» Extracted material
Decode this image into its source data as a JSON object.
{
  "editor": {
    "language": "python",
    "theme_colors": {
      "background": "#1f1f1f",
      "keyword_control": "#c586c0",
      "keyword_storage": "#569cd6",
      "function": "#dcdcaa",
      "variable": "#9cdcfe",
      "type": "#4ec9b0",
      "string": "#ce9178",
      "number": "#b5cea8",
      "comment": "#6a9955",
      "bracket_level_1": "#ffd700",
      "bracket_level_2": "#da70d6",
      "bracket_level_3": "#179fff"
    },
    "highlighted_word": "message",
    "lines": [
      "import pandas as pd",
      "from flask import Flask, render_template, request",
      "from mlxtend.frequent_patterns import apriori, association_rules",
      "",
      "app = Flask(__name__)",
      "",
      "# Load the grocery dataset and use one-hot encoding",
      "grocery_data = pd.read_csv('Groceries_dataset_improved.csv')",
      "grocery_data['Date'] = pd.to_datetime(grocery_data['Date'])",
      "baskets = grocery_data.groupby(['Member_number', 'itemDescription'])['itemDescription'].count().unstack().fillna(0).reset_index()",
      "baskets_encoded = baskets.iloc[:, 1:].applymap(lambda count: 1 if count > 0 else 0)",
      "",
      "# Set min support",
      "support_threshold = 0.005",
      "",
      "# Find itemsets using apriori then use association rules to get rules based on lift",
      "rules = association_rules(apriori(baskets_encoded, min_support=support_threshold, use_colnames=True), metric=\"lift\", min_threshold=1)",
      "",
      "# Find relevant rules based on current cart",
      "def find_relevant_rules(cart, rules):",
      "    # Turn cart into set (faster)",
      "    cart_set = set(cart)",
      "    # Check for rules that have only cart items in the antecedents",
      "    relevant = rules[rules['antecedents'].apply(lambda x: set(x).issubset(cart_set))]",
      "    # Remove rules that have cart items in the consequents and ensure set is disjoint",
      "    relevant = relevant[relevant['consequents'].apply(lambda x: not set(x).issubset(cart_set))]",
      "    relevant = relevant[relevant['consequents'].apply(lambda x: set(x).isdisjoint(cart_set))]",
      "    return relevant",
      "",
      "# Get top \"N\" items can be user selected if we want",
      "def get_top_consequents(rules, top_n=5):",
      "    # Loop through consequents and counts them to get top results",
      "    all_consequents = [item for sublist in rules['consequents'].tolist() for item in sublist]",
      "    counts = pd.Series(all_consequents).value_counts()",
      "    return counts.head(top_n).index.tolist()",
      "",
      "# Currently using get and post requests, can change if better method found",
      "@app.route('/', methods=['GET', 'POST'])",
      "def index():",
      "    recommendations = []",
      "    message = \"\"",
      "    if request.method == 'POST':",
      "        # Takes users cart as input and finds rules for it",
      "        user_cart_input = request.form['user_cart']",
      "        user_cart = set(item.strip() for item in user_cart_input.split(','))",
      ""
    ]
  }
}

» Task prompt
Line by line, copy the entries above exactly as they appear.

» Result below
Decode this image into its source data as a JSON object.
{
  "editor": {
    "language": "python",
    "theme_colors": {
      "background": "#1f1f1f",
      "keyword_control": "#c586c0",
      "keyword_storage": "#569cd6",
      "function": "#dcdcaa",
      "variable": "#9cdcfe",
      "type": "#4ec9b0",
      "string": "#ce9178",
      "number": "#b5cea8",
      "comment": "#6a9955",
      "bracket_level_1": "#ffd700",
      "bracket_level_2": "#da70d6",
      "bracket_level_3": "#179fff"
    },
    "highlighted_word": "message",
    "lines": [
      "import pandas as pd",
      "from flask import Flask, render_template, request",
      "from mlxtend.frequent_patterns import apriori, association_rules",
      "",
      "app = Flask(__name__)",
      "",
      "# Load the grocery dataset and use one-hot encoding",
      "grocery_data = pd.read_csv('Groceries_dataset_improved.csv')",
      "grocery_data['Date'] = pd.to_datetime(grocery_data['Date'])",
      "baskets = grocery_data.groupby(['Member_number', 'itemDescription'])['itemDescription'].count().unstack().fillna(0).reset_index()",
      "baskets_encoded = baskets.iloc[:, 1:].applymap(lambda count: 1 if count > 0 else 0)",
      "",
      "# Set min support",
      "support_threshold = 0.005",
      "",
      "# Find itemsets using apriori then use association rules to get rules based on lift",
      "rules = association_rules(apriori(baskets_encoded, min_support=support_threshold, use_colnames=True), metric=\"lift\", min_threshold=1)",
      "",
      "# Find relevant rules based on current cart",
      "def find_relevant_rules(cart, rules):",
      "    # Turn cart into set (faster)",
      "    cart_set = set(cart)",
      "    # Check for rules that have only cart items in the antecedents",
      "    relevant = rules[rules['antecedents'].apply(lambda x: set(x).issubset(cart_set))]",
      "    # Remove rules that have cart items in the consequents and ensure set is disjoint",
      "    relevant = relevant[relevant['consequents'].apply(lambda x: not set(x).issubset(cart_set))]",
      "    relevant = relevant[relevant['consequents'].apply(lambda x: set(x).isdisjoint(cart_set))]",
      "    return relevant",
      "",
      "# Get top \"N\" items can be user selected if we want",
      "def get_top_consequents(rules, top_n=5):",
      "    # Loop through consequents and counts them to get top results",
      "    all_consequents = [item for sublist in rules['consequents'].tolist() for item in sublist]",
      "    counts = pd.Series(all_consequents).value_counts()",
      "    return counts.head(top_n).index.tolist()",
      "",
      "# Currently using get and post requests, can change if better method found",
      "@app.route('/', methods=['GET', 'POST'])",
      "def index():",
      "    recommendations = []",
      "    message = \"\"",
      "    if request.method == 'POST':",
      "        # Takes users cart as input and finds rules for it",
      "        user_cart_input = request.form['user_cart']",
      "        user_cart = set(item.strip() for item in user_cart_input.split(','))",
      ""
    ]
  }
}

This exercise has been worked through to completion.